The bill would establish that these guarantors would be liable to a fine of $2,000 and/or up to six months in jail if they knowingly fail to report a breach in probation conditions. This would not hold a parent criminally liable for the offence that the young person does. The criminal offence would be knowingly not living up to the conditions to which they agreed. In my view this is reasonable. In fact, I would go further and make it a hybrid offence such that the crown could proceed by way of indictment in the case of serious breaches.

If someone comes forward and guarantees a court that he or she will assist the court in ensuring that a young offender follows the court's orders and that person encounters a breach of what the court has ordered, then that person should have a legal, not just moral, obligation to report the infraction to the authorities.

In this way society is protected and the young person will receive more attention, the attention they have earned by failing to satisfy the court's orders. Hopefully the extra attention will turn the young offender around.

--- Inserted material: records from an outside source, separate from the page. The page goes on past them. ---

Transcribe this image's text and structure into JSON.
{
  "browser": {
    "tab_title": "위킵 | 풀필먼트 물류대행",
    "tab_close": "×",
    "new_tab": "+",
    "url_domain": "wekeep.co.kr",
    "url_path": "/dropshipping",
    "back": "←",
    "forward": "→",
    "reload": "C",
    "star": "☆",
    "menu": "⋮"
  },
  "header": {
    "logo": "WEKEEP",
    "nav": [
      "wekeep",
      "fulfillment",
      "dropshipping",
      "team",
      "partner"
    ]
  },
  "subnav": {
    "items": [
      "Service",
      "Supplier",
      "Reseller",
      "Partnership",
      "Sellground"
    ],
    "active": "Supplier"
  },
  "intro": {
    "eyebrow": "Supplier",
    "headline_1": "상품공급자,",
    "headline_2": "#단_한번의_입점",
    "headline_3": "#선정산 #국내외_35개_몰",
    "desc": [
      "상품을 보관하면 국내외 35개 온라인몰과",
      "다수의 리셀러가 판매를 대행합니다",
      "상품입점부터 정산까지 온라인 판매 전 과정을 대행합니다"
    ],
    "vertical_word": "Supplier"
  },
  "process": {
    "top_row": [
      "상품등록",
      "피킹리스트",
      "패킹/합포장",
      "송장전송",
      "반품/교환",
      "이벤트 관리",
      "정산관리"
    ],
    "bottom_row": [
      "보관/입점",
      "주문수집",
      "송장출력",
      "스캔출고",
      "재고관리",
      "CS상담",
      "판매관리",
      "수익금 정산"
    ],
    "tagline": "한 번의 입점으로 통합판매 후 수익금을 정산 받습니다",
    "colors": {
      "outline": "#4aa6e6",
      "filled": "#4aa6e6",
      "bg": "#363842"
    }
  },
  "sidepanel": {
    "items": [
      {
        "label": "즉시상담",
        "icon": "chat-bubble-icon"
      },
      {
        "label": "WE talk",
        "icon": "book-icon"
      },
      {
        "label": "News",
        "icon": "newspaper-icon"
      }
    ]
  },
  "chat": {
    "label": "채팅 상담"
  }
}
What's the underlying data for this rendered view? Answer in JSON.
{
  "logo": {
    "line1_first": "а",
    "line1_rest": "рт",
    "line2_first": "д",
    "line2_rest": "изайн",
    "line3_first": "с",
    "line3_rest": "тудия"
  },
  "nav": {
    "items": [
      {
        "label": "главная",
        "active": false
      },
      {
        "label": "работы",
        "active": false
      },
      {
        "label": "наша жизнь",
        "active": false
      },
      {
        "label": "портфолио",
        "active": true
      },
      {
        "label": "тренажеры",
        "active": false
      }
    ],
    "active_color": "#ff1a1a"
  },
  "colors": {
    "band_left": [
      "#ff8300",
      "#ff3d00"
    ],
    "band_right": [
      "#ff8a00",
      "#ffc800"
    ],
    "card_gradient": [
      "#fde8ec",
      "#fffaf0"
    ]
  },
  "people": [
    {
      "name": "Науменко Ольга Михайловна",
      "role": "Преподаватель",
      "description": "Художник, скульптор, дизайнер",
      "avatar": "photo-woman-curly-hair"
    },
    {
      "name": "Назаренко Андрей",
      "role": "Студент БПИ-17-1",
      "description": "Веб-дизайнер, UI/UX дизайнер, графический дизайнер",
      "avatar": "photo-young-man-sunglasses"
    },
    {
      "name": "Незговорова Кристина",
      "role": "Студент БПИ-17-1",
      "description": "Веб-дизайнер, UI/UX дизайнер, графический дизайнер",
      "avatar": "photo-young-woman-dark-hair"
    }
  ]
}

However if the person who pledged to the court to monitor the young offender's adherence to the court's orders fails to report the failings of the young offender, then the system breaks down because there will be no alarm sounded that the young offender is not changing his or her ways.

In conclusion, the bill will truly be of assistance in terms of protecting our citizens. It will provide a measure of deterrence to young people contemplating criminal activity. It will hold people responsible when they promise the court to supervise and fail to do so.

I urge the government to give the substance of the bill serious consideration.

Criminal Code January 27th, 2003

Mr. Speaker, I would like to thank the hon. member for her submission. She brings a special perspective that only a granny could bring into this debate. Some time ago, I too was there at the same meeting that she speaks of and I certainly saw her reaction to some of the images the Toronto police were showing us.

However, this goes beyond just what is being done to these children. It goes beyond the trauma or the physical injury that is inflicted on them. Many of these children, if they survive this, go on to become the kids that we see on the “kiddie strolls” in our major cities: the child prostitutes, the child workers in the sex trade.

I wonder if the member has any comments on that aspect about the problems that are created later on and also the problems that the families suffer.

Criminal Code January 27th, 2003

Mr. Speaker, I know how passionate the member for Wild Rose is about this, but I think that sometimes there is a bit of a disconnect in the eyes of the public to understand what it is we are really dealing with when we are dealing with child pornography and these images.

I know that the hon. member has sat down with the police and seen some of this stuff, as have I and a number of members on the other side of the House. This is not the kind of thing that a lot of people think about, like Mom or Dad taking a picture of junior sitting in a bathtub full of water and soapsuds. Unfortunately that seems to be the image that a lot of people have when we talk about this.

Could the hon. member for Wild Rose elaborate, without getting too graphic, about what it is we are dealing with here, what kinds of images and what this stuff really is.